Messages are sent to the syslogd daemon using LOG_LOCAL2. To see the error and debug messages, you'll need to edit your /etc/syslog.conf file to direct the messages to the desired output device or file.
The debug option causes the contents of all control packets (i.e. LCP, PAP, CHAP or IPCP packets) sent or received to be logged. This can be useful if the PPP negotiation doesn't succeed.
Debugging can also be enabled by sending a SIGUSR1 to the pppd process and disabled by sending a SIGUSR2.
|All the following scripts must have execute permission as well as the
following line as their first line to run:

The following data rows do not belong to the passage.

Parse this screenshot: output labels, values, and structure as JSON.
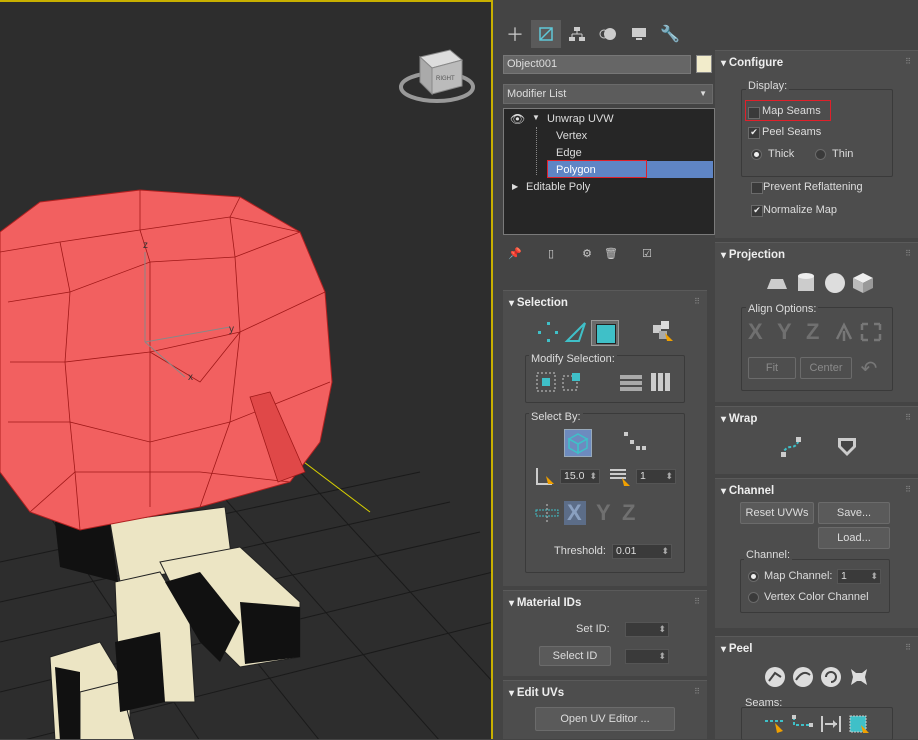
{
  "viewport": {
    "viewcube_label": "RIGHT",
    "axis_labels": {
      "z": "z",
      "y": "y",
      "x": "x"
    }
  },
  "toolbar_tabs": [
    {
      "name": "create-tab",
      "icon": "plus-icon"
    },
    {
      "name": "modify-tab",
      "icon": "modify-icon"
    },
    {
      "name": "hierarchy-tab",
      "icon": "hierarchy-icon"
    },
    {
      "name": "motion-tab",
      "icon": "motion-icon"
    },
    {
      "name": "display-tab",
      "icon": "display-icon"
    },
    {
      "name": "utilities-tab",
      "icon": "wrench-icon"
    }
  ],
  "object_name": "Object001",
  "object_color": "#f2eccb",
  "modifier_list_label": "Modifier List",
  "stack": {
    "unwrap": "Unwrap UVW",
    "vertex": "Vertex",
    "edge": "Edge",
    "polygon": "Polygon",
    "editable_poly": "Editable Poly"
  },
  "selection": {
    "title": "Selection",
    "modify_selection_label": "Modify Selection:",
    "select_by_label": "Select By:",
    "angle_value": "15.0",
    "elements_value": "1",
    "threshold_label": "Threshold:",
    "threshold_value": "0.01",
    "axes": {
      "x": "X",
      "y": "Y",
      "z": "Z"
    }
  },
  "material_ids": {
    "title": "Material IDs",
    "set_id_label": "Set ID:",
    "select_id_button": "Select ID"
  },
  "edit_uvs": {
    "title": "Edit UVs",
    "open_uv_editor_button": "Open UV Editor ..."
  },
  "configure": {
    "title": "Configure",
    "display_label": "Display:",
    "map_seams": "Map Seams",
    "peel_seams": "Peel Seams",
    "thick": "Thick",
    "thin": "Thin",
    "prevent_reflattening": "Prevent Reflattening",
    "normalize_map": "Normalize Map"
  },
  "projection": {
    "title": "Projection",
    "align_options_label": "Align Options:",
    "axes": {
      "x": "X",
      "y": "Y",
      "z": "Z"
    },
    "fit_button": "Fit",
    "center_button": "Center"
  },
  "wrap": {
    "title": "Wrap"
  },
  "channel": {
    "title": "Channel",
    "reset_uvws_button": "Reset UVWs",
    "save_button": "Save...",
    "load_button": "Load...",
    "channel_label": "Channel:",
    "map_channel": "Map Channel:",
    "map_channel_value": "1",
    "vertex_color_channel": "Vertex Color Channel"
  },
  "peel": {
    "title": "Peel",
    "seams_label": "Seams:"
  },
  "colors": {
    "accent_teal": "#3fc0c8",
    "selection_red": "#f26060",
    "highlight_box": "#e0202a",
    "viewport_border": "#c8b000"
  }
}
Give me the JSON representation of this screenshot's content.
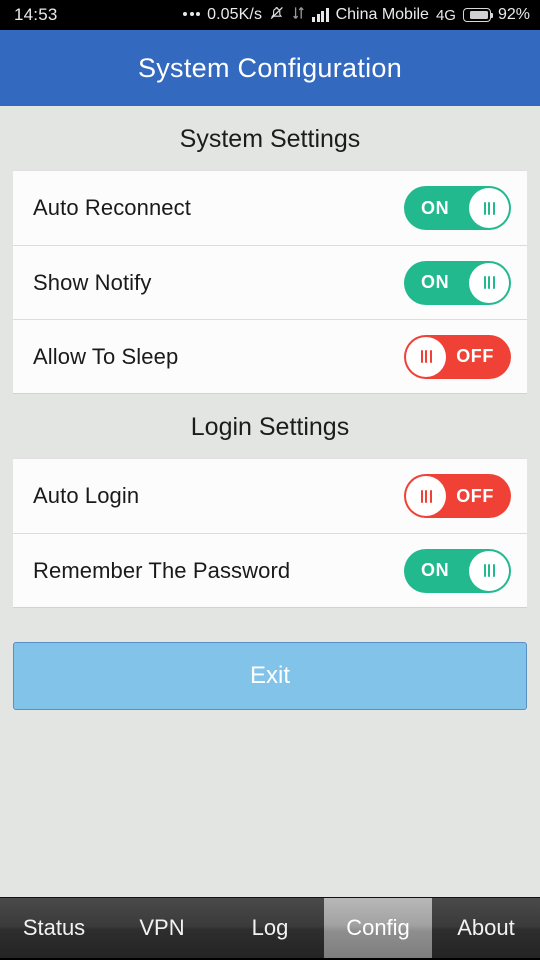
{
  "status_bar": {
    "time": "14:53",
    "dots_icon": "more-dots-icon",
    "net_speed": "0.05K/s",
    "mute_icon": "bell-muted-icon",
    "data_arrows_icon": "data-transfer-arrows-icon",
    "signal_icon": "cellular-signal-icon",
    "carrier": "China Mobile",
    "network_type": "4G",
    "battery_icon": "battery-icon",
    "battery_percent": "92%"
  },
  "header": {
    "title": "System Configuration",
    "background_color": "#3369bf"
  },
  "sections": [
    {
      "title": "System Settings",
      "rows": [
        {
          "label": "Auto Reconnect",
          "toggle_state": "ON"
        },
        {
          "label": "Show Notify",
          "toggle_state": "ON"
        },
        {
          "label": "Allow To Sleep",
          "toggle_state": "OFF"
        }
      ]
    },
    {
      "title": "Login Settings",
      "rows": [
        {
          "label": "Auto Login",
          "toggle_state": "OFF"
        },
        {
          "label": "Remember The Password",
          "toggle_state": "ON"
        }
      ]
    }
  ],
  "exit_button": {
    "label": "Exit",
    "background_color": "#82c3ea"
  },
  "tab_bar": {
    "active_index": 3,
    "items": [
      {
        "label": "Status"
      },
      {
        "label": "VPN"
      },
      {
        "label": "Log"
      },
      {
        "label": "Config"
      },
      {
        "label": "About"
      }
    ]
  },
  "colors": {
    "toggle_on": "#22b98e",
    "toggle_off": "#ef4136",
    "page_background": "#e3e5e2",
    "card_background": "#fcfcfc"
  }
}
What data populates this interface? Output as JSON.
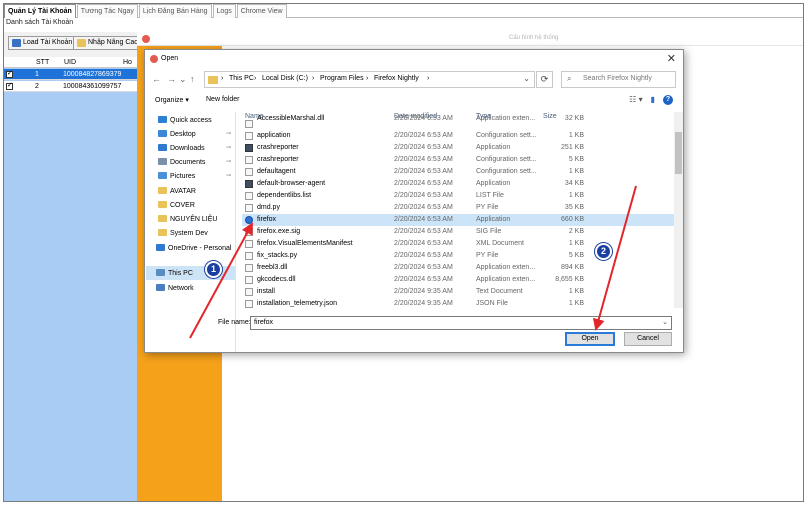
{
  "app": {
    "tabs": [
      "Quản Lý Tài Khoản",
      "Tương Tác Ngay",
      "Lịch Đăng Bán Hàng",
      "Logs",
      "Chrome View"
    ],
    "subtitle": "Danh sách Tài Khoản",
    "load_button": "Load Tài Khoản",
    "import_button": "Nhập Nâng Cao",
    "grid_headers": [
      "STT",
      "UID",
      "Ho T"
    ],
    "accounts": [
      {
        "stt": "1",
        "uid": "100084827869379",
        "checked": true,
        "selected": true
      },
      {
        "stt": "2",
        "uid": "100084361099757",
        "checked": true,
        "selected": false
      }
    ],
    "background_window_title": "Cấu hình hệ thống"
  },
  "dialog": {
    "title": "Open",
    "close_glyph": "✕",
    "nav": {
      "back": "←",
      "forward": "→",
      "up": "↑",
      "recent": "⌄",
      "refresh": "⟳"
    },
    "breadcrumb": [
      "This PC",
      "Local Disk (C:)",
      "Program Files",
      "Firefox Nightly"
    ],
    "breadcrumb_sep": "›",
    "search_placeholder": "Search Firefox Nightly",
    "organize": "Organize ▾",
    "new_folder": "New folder",
    "view_menu": "☷ ▾",
    "pane_toggle": "▮",
    "help": "?",
    "nav_pane": [
      {
        "label": "Quick access",
        "icon": "star-icon",
        "color": "#2d7fd5",
        "pinned": false
      },
      {
        "label": "Desktop",
        "icon": "desktop-icon",
        "color": "#3d87d8",
        "pinned": true
      },
      {
        "label": "Downloads",
        "icon": "download-icon",
        "color": "#2f7ad0",
        "pinned": true
      },
      {
        "label": "Documents",
        "icon": "documents-icon",
        "color": "#7a8fa9",
        "pinned": true
      },
      {
        "label": "Pictures",
        "icon": "pictures-icon",
        "color": "#4a90d8",
        "pinned": true
      },
      {
        "label": "AVATAR",
        "icon": "folder-icon",
        "color": "#e9c25a",
        "pinned": false
      },
      {
        "label": "COVER",
        "icon": "folder-icon",
        "color": "#e9c25a",
        "pinned": false
      },
      {
        "label": "NGUYÊN LIỆU",
        "icon": "folder-icon",
        "color": "#e9c25a",
        "pinned": false
      },
      {
        "label": "System Dev",
        "icon": "folder-icon",
        "color": "#e9c25a",
        "pinned": false
      },
      {
        "label": "OneDrive - Personal",
        "icon": "cloud-icon",
        "color": "#2f7ad0",
        "pinned": false
      },
      {
        "label": "This PC",
        "icon": "computer-icon",
        "color": "#5b8bc3",
        "pinned": false
      },
      {
        "label": "Network",
        "icon": "network-icon",
        "color": "#4a7fbf",
        "pinned": false
      }
    ],
    "pin_glyph": "📌",
    "columns": [
      "Name",
      "Date modified",
      "Type",
      "Size"
    ],
    "files": [
      {
        "name": "AccessibleMarshal.dll",
        "date": "2/20/2024 6:53 AM",
        "type": "Application exten...",
        "size": "32 KB",
        "icon": "dll"
      },
      {
        "name": "application",
        "date": "2/20/2024 6:53 AM",
        "type": "Configuration sett...",
        "size": "1 KB",
        "icon": "file"
      },
      {
        "name": "crashreporter",
        "date": "2/20/2024 6:53 AM",
        "type": "Application",
        "size": "251 KB",
        "icon": "app"
      },
      {
        "name": "crashreporter",
        "date": "2/20/2024 6:53 AM",
        "type": "Configuration sett...",
        "size": "5 KB",
        "icon": "file"
      },
      {
        "name": "defaultagent",
        "date": "2/20/2024 6:53 AM",
        "type": "Configuration sett...",
        "size": "1 KB",
        "icon": "file"
      },
      {
        "name": "default-browser-agent",
        "date": "2/20/2024 6:53 AM",
        "type": "Application",
        "size": "34 KB",
        "icon": "app"
      },
      {
        "name": "dependentlibs.list",
        "date": "2/20/2024 6:53 AM",
        "type": "LIST File",
        "size": "1 KB",
        "icon": "file"
      },
      {
        "name": "dmd.py",
        "date": "2/20/2024 6:53 AM",
        "type": "PY File",
        "size": "35 KB",
        "icon": "file"
      },
      {
        "name": "firefox",
        "date": "2/20/2024 6:53 AM",
        "type": "Application",
        "size": "660 KB",
        "icon": "ff"
      },
      {
        "name": "firefox.exe.sig",
        "date": "2/20/2024 6:53 AM",
        "type": "SIG File",
        "size": "2 KB",
        "icon": "file"
      },
      {
        "name": "firefox.VisualElementsManifest",
        "date": "2/20/2024 6:53 AM",
        "type": "XML Document",
        "size": "1 KB",
        "icon": "file"
      },
      {
        "name": "fix_stacks.py",
        "date": "2/20/2024 6:53 AM",
        "type": "PY File",
        "size": "5 KB",
        "icon": "file"
      },
      {
        "name": "freebl3.dll",
        "date": "2/20/2024 6:53 AM",
        "type": "Application exten...",
        "size": "894 KB",
        "icon": "dll"
      },
      {
        "name": "gkcodecs.dll",
        "date": "2/20/2024 6:53 AM",
        "type": "Application exten...",
        "size": "8,655 KB",
        "icon": "dll"
      },
      {
        "name": "install",
        "date": "2/20/2024 9:35 AM",
        "type": "Text Document",
        "size": "1 KB",
        "icon": "file"
      },
      {
        "name": "installation_telemetry.json",
        "date": "2/20/2024 9:35 AM",
        "type": "JSON File",
        "size": "1 KB",
        "icon": "file"
      }
    ],
    "selected_file": "firefox",
    "filename_label": "File name:",
    "filename_value": "firefox",
    "open_button": "Open",
    "cancel_button": "Cancel"
  },
  "annotations": {
    "step1": "1",
    "step2": "2",
    "arrow_color": "#e3262b",
    "badge_color": "#1a3fa0"
  }
}
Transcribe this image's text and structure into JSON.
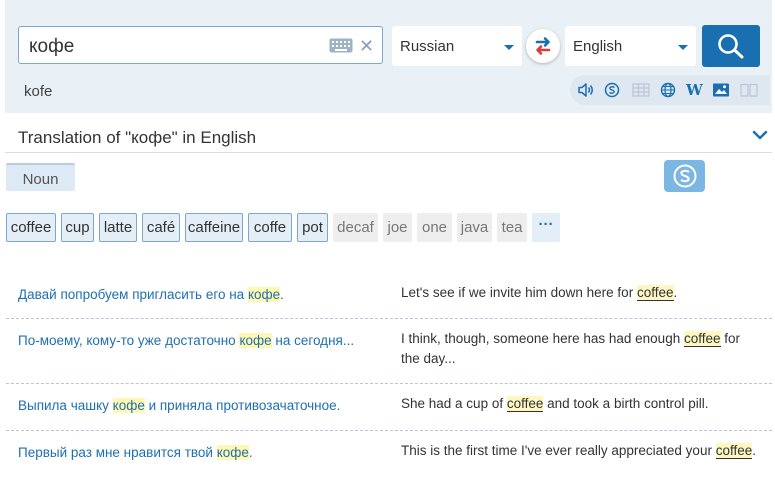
{
  "search": {
    "query": "кофе",
    "transliteration": "kofe"
  },
  "languages": {
    "source": "Russian",
    "target": "English"
  },
  "toolbar": {
    "icons": [
      "speaker-icon",
      "speak-s-icon",
      "table-icon",
      "globe-icon",
      "wikipedia-icon",
      "image-icon",
      "book-icon"
    ],
    "wiki_letter": "W"
  },
  "result": {
    "heading": "Translation of \"кофе\" in English",
    "pos_tab": "Noun"
  },
  "translations": {
    "primary": [
      "coffee",
      "cup",
      "latte",
      "café",
      "caffeine",
      "coffe",
      "pot"
    ],
    "secondary": [
      "decaf",
      "joe",
      "one",
      "java",
      "tea"
    ],
    "more": "···"
  },
  "examples": [
    {
      "src_before": "Давай попробуем пригласить его на ",
      "src_hl": "кофе",
      "src_after": ".",
      "tgt_before": "Let's see if we invite him down here for ",
      "tgt_hl": "coffee",
      "tgt_after": "."
    },
    {
      "src_before": "По-моему, кому-то уже достаточно ",
      "src_hl": "кофе",
      "src_after": " на сегодня...",
      "tgt_before": "I think, though, someone here has had enough ",
      "tgt_hl": "coffee",
      "tgt_after": " for the day..."
    },
    {
      "src_before": "Выпила чашку ",
      "src_hl": "кофе",
      "src_after": " и приняла противозачаточное.",
      "tgt_before": "She had a cup of ",
      "tgt_hl": "coffee",
      "tgt_after": " and took a birth control pill."
    },
    {
      "src_before": "Первый раз мне нравится твой ",
      "src_hl": "кофе",
      "src_after": ".",
      "tgt_before": "This is the first time I've ever really appreciated your ",
      "tgt_hl": "coffee",
      "tgt_after": "."
    }
  ],
  "colors": {
    "accent": "#1a6fb0",
    "highlight": "#fff8b3",
    "header_bg": "#e9f0f6"
  }
}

This program or script is executed with the same real and effective user ID as pppd, that is, at least the effective user ID and possibly the real user ID are root. This allows the script to be used to manipulate routes, run privileged daemons (e.g. sendmail), etc. Be careful that the contents of the /etc/ppp/ip-up and /etc/ppp/ip-down scripts don't compromise your system's security.
If usepeerdns option is used, then DNS1 and DNS2 environment parameters are set for primary and secondary nameserver IP address and passed into the script.
The same security considerations of the /etc/ppp/ip-up script apply, since it's executed with the same effective and real user IDs as pppd.
|The /etc/ppp/auth-up is a server-side script. Therefore you must specify +pap (or +chap) option to run this script. It essentially authenticates the remote system.|
|The /etc/ppp/auth-down is a server-side script. Therefore you must specify +pap (or +chap) option to run this script. It essentially authenticates the remote system.|
The following signals have the specified effect when sent to the pppd process:
If you spawn pppd from another program and specify the nodetach or updetach option, and if a signal is dropped on pppd while it's running a connect or disconnect script, pppd raises the signal on the entire process group, including the parent (i.e. the program that spawned pppd). This could cause the parent to terminate unexpectedly. To avoid this, spawn pppd with the SPAWN_SETGROUP set in the inheritence structure. For more information, see spawn() in the Neutrino Library Reference.
/etc/autoconnect, chat, io-net, pppoed, syslogd
"Character I/O drivers (devc-*)" and "Network protocol modules (npm-*)" in the Utilities Summary
RFC 1144, RFC 1321, RFC 1332, RFC 1334, RFC 1549, RFC 1661, RFC 1662, RFC 1962, RFC 1990